A tigon is the offspring of a male tiger and a female lion (lioness). This beautiful hybrid has many of the characteristics of both parents. Often it has a striped appearance on a tawny colored background, much like it's mother. Unlike it's related cousins the liger (cross between a male lion and a female tiger) this hybrid is often smaller then it's parents, but can reach the size of it's smallest parent. Many of their individual characteristics depend on what type of subspecies it's parents belong to.
This type of hybrid breeding between large cats has been doing on since at least the mid 1800's. In many cases these animals were sought after because of their great attraction to the public. Currently the tigon is more rare then the liger, this is believed to be because of the ligers size (being the largest cat in the world) appealing more to those who are willing and able to experiment with these animals.
The Tigon is known to be a calm animal who often displays the best personality characteristics of it's parents. They usually like water and are gentle beasts. Though many people who work with them tell of confusion on the part of the animal. It is as if the two parts of the animal battle for which will be the resulting behavior (a trait seen with other hybrids such as wolf dogs). This can be hard for the animal, and the trainer alike.
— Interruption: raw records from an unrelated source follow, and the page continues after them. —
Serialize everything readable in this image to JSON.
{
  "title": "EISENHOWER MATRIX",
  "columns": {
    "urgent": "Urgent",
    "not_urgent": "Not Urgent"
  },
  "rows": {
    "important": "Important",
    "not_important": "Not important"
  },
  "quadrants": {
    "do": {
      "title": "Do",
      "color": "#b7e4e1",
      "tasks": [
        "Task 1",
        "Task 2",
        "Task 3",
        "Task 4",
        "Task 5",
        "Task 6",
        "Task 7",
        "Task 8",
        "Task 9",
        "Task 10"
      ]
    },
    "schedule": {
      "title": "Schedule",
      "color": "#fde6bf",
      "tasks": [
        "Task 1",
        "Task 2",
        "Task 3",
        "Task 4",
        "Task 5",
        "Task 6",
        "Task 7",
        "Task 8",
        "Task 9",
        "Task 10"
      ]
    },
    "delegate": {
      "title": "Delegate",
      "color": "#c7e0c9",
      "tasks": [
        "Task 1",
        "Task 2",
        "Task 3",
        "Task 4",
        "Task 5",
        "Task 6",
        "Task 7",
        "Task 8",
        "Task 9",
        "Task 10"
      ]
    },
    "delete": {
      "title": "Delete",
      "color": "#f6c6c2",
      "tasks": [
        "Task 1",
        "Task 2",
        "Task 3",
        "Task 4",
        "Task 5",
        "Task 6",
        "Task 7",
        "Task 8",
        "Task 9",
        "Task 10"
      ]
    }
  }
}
Many of these hybrids were created on accident. It was not believed that they could produce offspring, and often tigers and lionesses were housed together. This brought about accidental breeding and production of tigons. This doesn't occur as often as ligers because tigers are often confused by lionesses mating rituals, however it still does occur.
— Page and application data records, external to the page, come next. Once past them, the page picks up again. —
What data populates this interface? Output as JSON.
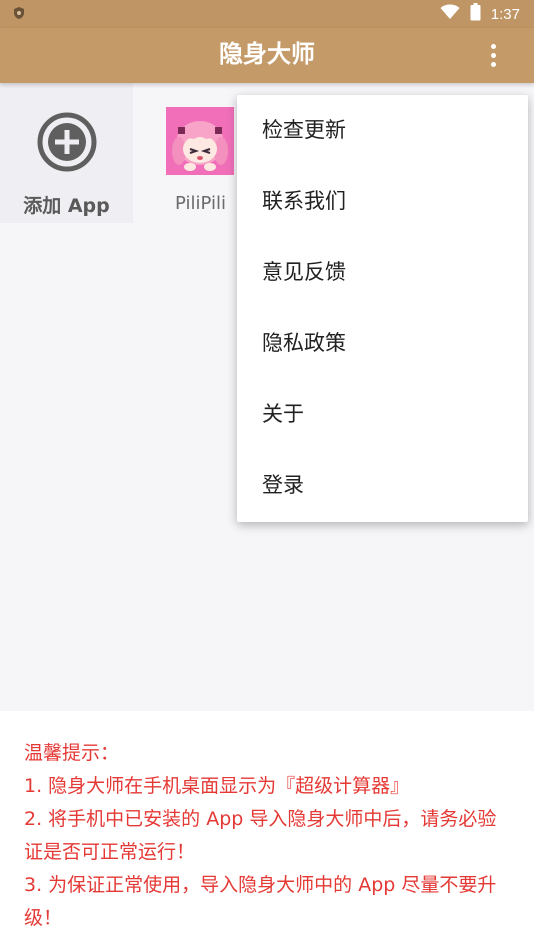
{
  "status_bar": {
    "time": "1:37",
    "left_icon": "shield-icon",
    "right_icons": [
      "wifi-icon",
      "battery-icon"
    ]
  },
  "app_bar": {
    "title": "隐身大师",
    "overflow_icon": "more-vert-icon"
  },
  "grid": {
    "add_tile": {
      "icon": "add-circle-icon",
      "label": "添加 App"
    },
    "apps": [
      {
        "name": "PiliPili",
        "icon": "pilipili-app-icon"
      }
    ]
  },
  "menu": {
    "items": [
      "检查更新",
      "联系我们",
      "意见反馈",
      "隐私政策",
      "关于",
      "登录"
    ]
  },
  "tips": {
    "heading": "温馨提示：",
    "line1": "1. 隐身大师在手机桌面显示为『超级计算器』",
    "line2": "2. 将手机中已安装的 App 导入隐身大师中后，请务必验证是否可正常运行！",
    "line3": "3. 为保证正常使用，导入隐身大师中的 App 尽量不要升级！"
  },
  "colors": {
    "app_bar": "#c49a69",
    "status_bar": "#bf9565",
    "tip_text": "#e53935"
  }
}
Additionally, li-tigons (lions mating with female tigons) and ti-tigons (tigers mating with female tigons) have happened on accident in a number of cases. This is due to the myth that tigons were infertile. Male tigons are infertile (though it is believed that this wouldn't be true in all cases, such as the rare case of mules breeding and producing offspring). At the same time most female tigons are not infertile and can easily breed with lions and/or tigers producing li-tigons or ti-tigons. Each of these hybrid cats primarily display the characteristics of their fathers (being 75% of that type of cat).
Instances of these hybrid cats have gone down in recent years. This is due to the fact that most zoos have changed in nature, no longer seeking to make a profit showing wilder and crazier animals to the public, but rather trying to educate and preserve the animals that occur in nature. Additionally, laws have come into play in many countries restricting breeding of hybrids as well as private ownership of wild and exotic animals.
Lions and Tigers, oh my.